The Boston Molasses Disaster: What happened?
The Center for Chemical Process Safety or CCPS has furnished a very concise but informative description of the Boston Molasses Disaster.
On 15th January 1919 morning, a large storage tank in northern Boston blasted releasing tons of molasses. The steel tank was 50 ft or 15 m high. It had a diameter of 90 ft or 27 m containing nearly 2.3 million US gallons of molasses. All the rivets sealing the tank walls were spattered in the manner of machine gun firing, and chunks of steel were hurled across the area. Consequently, a wave or molasses rising above 15 ft or 5m began to surge ahead from the site of the blast. The wave had a speed of about 60 km/hr and traveled across two bocks of the Boston city with great momentum. Consequently, 21 people were killed, above 150 were injured, several buildings and vehicles were smashed, and the municipal system was completely disrupted.

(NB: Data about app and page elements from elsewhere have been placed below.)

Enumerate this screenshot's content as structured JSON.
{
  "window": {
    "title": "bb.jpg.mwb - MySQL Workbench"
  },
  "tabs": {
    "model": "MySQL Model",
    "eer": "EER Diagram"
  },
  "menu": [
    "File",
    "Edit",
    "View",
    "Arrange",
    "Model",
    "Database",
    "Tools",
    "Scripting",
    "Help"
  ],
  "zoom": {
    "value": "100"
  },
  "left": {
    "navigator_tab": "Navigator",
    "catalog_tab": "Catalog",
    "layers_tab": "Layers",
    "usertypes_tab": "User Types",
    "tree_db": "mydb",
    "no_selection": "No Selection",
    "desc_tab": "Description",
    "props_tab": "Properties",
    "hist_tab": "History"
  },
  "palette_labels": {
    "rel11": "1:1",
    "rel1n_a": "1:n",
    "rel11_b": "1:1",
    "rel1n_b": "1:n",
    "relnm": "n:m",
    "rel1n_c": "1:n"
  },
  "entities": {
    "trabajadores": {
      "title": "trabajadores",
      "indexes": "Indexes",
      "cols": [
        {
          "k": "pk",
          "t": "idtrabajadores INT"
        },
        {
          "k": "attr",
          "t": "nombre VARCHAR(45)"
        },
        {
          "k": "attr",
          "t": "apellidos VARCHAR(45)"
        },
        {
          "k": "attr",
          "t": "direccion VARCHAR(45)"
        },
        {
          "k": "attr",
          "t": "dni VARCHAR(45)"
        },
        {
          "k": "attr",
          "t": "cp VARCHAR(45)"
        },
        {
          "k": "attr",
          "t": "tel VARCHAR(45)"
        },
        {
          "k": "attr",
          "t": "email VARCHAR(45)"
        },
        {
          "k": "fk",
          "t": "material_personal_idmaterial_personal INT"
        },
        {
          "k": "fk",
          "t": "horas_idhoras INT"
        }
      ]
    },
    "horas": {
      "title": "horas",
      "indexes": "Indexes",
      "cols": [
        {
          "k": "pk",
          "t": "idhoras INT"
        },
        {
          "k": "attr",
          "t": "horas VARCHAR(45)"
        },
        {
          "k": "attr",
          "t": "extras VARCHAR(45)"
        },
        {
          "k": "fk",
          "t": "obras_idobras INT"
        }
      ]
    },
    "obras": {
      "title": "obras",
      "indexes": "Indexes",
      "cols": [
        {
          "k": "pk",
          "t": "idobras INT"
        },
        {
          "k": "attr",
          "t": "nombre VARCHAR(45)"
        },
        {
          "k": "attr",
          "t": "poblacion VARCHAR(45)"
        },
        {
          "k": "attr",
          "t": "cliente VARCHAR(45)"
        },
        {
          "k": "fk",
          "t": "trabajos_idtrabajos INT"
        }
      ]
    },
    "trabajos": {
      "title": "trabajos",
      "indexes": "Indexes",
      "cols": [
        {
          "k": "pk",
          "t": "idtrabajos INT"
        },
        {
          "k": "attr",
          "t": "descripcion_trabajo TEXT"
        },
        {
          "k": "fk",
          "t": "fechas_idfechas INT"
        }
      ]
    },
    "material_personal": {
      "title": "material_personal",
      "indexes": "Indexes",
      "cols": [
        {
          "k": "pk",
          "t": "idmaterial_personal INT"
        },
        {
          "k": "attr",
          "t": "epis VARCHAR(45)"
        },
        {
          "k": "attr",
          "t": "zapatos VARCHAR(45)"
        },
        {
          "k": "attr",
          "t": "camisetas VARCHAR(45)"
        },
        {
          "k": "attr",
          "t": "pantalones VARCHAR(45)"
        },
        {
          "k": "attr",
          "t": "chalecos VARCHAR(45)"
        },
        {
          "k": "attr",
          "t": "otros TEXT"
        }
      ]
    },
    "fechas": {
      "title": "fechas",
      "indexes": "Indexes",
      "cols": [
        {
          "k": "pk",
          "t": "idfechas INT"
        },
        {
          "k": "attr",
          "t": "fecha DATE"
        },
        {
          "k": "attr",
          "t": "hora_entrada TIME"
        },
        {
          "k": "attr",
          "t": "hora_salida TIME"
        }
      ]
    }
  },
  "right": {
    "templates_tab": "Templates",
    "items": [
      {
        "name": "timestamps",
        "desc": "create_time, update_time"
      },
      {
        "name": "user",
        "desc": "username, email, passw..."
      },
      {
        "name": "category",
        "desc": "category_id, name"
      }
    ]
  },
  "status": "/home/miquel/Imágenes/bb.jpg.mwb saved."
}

See Figure – 1. (CCPS 2007) Figure 1: Photographs showing the site of disaster before and after the molasses tank failure took place. Source: CCPS (2007) 1.1.2 The technology/engineering involved The CCPS (2007) has utilized a sound technical approach to describe the disaster. This approach is contextual with relation to both the old and new paradigms of engineering. The old paradigm of early 20th century engineering technology was devoid of facilities like computer aided design (CAD), industrial control systems, etc. The new paradigm is modern 21st century engineering which has power of new discoveries and superior computing efficacy. In sum,